Wednesday, November 12, 2008

The first POST-MODERN President

"Black man, black woman, black baby /
White man, white woman, white baby /
White man, black woman, black baby /
Black man, white woman, black baby."
-- Eddy Murphy on Public Enemy, Fear of a Black Planet

On election day I saw people on you tube crying because of the election of the first "Black" president. They were cheering and singing and saying that the Dream of Martin Luther King Jr. had been achieved. While 55% of whites voted for the Republicans, even after the abject failures of the Bush years.

I spent the weeks leading up to the election in Miami, driving early voters to the polls. One place I volunteered at was Florida Memorial University, a traditionally black college. The students were all African-Americans, I saw no other racial demographics on the campus, but as first time voters they seemed earnest and excited. What disturbed me was not that they had a racially segregated campus, I've lived in the south and I recognize the necessity of having a safe learning environment for education to flourish. What worried me was that even in 2008, I seemed to be one of the only Caucasian adults that these teenagers had ever talked to as a peer. This is a terrible symptom of the racism inherent in the Southern United States.

One young woman asked me how much I was being paid to give them rides to the polls. With all the voting tricks that have been inflicted upon people in the South, it is understandable that she questioned my motives. These kids were sequestered on campus, and I think few if any of them could afford cars. After I explained that I was volunteering, and paying my own expenses, I was met with a blank stare. I actually had to explain to these university students that in my opinion if Obama fails to be elected that our nation is over. That for this reason I had strategically come to Florida to get out the vote.

These kids stood in line for 3-4 hours to Vote Early, and make sure that they didn't get left out of the most important election of their lives. For me it was a learning experience, to see kids willing to give up their time to vote, to be part of this nation. It makes me wonder why so many Americans do not participate.

We may have a President who was born of an African and an American, but this makes him a half-breed at best. A bi-racial child for those who believe that the racial divisions in our American culture are real. I think, with this President we may begin to move into a new Post-Modern era, beyond the classifications of race, and perhaps beyond the other divisions that politicians naturally use as wedges to conquer us.

I'm looking for some hope that I'm not the only person who feels this way. The day after the election I got many phone calls from people I had worked with to Get out the Vote. One 60+ year old African-American Grandmother who I drove to the polls on election day called to thank me and share her joy about Obama. We had had a deep conversation the previous day, trying to figure out why so many people fail to vote, or vote with racist hate. To both of us it seemed so irrational and self defeating to see our own relatives squander their freedoms and neglect their potential to succumb to the ignorance and fear.

She said: "If two people from such opposite ends of the social spectrum as us can talk honestly about our problems, then perhaps we can have hope for our country."

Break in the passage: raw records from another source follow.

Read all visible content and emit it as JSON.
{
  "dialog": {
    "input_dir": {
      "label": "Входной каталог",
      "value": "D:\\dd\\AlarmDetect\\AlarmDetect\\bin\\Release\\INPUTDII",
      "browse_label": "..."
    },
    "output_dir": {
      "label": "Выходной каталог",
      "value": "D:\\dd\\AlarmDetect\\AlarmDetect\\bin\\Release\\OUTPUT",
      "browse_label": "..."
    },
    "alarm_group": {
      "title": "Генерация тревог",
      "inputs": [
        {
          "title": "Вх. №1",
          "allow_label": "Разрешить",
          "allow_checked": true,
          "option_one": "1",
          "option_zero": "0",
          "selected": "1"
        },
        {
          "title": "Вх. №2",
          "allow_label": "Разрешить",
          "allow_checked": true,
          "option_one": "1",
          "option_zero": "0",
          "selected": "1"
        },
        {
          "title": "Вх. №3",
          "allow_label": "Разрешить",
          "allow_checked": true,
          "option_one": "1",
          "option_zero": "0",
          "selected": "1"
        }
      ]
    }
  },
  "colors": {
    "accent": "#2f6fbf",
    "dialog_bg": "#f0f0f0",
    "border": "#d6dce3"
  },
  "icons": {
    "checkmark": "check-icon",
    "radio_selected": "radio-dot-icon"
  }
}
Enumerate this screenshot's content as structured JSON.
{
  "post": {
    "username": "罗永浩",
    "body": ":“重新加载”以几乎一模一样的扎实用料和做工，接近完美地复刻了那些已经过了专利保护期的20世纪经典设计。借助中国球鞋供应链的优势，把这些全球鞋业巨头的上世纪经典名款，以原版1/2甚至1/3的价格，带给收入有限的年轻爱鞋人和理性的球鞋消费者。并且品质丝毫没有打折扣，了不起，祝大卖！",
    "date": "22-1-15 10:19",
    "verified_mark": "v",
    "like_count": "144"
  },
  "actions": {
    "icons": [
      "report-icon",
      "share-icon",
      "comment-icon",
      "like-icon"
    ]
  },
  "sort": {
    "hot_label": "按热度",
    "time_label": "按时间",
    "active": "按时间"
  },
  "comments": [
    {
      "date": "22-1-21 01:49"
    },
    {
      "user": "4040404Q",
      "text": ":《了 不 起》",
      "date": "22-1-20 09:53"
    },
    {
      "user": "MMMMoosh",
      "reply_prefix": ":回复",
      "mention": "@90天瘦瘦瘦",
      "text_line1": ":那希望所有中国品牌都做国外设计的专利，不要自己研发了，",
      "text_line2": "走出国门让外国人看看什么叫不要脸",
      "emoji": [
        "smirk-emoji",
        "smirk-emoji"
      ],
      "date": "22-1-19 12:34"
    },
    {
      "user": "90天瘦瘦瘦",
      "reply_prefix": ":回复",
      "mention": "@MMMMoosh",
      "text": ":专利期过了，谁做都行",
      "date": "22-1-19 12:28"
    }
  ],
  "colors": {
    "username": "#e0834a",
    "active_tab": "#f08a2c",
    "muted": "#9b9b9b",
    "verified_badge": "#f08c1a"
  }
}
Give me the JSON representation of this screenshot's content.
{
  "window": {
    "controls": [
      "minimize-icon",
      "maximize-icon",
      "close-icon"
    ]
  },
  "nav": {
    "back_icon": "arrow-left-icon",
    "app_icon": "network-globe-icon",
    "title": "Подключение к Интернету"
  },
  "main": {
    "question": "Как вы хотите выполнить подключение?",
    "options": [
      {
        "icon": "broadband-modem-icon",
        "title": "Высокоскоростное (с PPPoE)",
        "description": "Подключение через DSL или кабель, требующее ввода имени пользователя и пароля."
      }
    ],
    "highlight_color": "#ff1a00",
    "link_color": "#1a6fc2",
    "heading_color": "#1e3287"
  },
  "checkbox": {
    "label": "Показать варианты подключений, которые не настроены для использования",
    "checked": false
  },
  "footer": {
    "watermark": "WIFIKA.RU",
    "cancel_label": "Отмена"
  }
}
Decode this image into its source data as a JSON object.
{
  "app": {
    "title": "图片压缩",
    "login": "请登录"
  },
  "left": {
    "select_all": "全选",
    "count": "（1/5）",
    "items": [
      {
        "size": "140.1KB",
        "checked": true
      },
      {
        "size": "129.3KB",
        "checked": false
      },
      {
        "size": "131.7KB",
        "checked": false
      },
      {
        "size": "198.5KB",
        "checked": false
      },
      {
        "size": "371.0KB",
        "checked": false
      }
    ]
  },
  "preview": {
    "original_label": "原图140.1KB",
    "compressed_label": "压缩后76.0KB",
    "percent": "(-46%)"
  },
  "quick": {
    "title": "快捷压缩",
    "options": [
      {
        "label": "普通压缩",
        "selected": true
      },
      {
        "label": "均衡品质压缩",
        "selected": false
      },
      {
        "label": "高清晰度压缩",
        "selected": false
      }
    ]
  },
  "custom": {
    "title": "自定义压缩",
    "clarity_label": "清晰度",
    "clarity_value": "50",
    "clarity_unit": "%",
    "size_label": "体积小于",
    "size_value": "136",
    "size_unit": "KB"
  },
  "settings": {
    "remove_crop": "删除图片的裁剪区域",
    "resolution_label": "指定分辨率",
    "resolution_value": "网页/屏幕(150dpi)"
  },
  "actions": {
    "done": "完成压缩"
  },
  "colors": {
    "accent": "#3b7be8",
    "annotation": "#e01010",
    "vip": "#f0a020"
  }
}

Obama's election has given all of us, people from all over the world, the hope that our nation may still have the potential to change the injustice, free the slaves, and unite those divided. If our hope becomes reality, we may yet live up to our human potential and transcend our differences. We can still dream.

Never Forget

Building 7 WTC 2001

Events - The San Diego County Community Coalition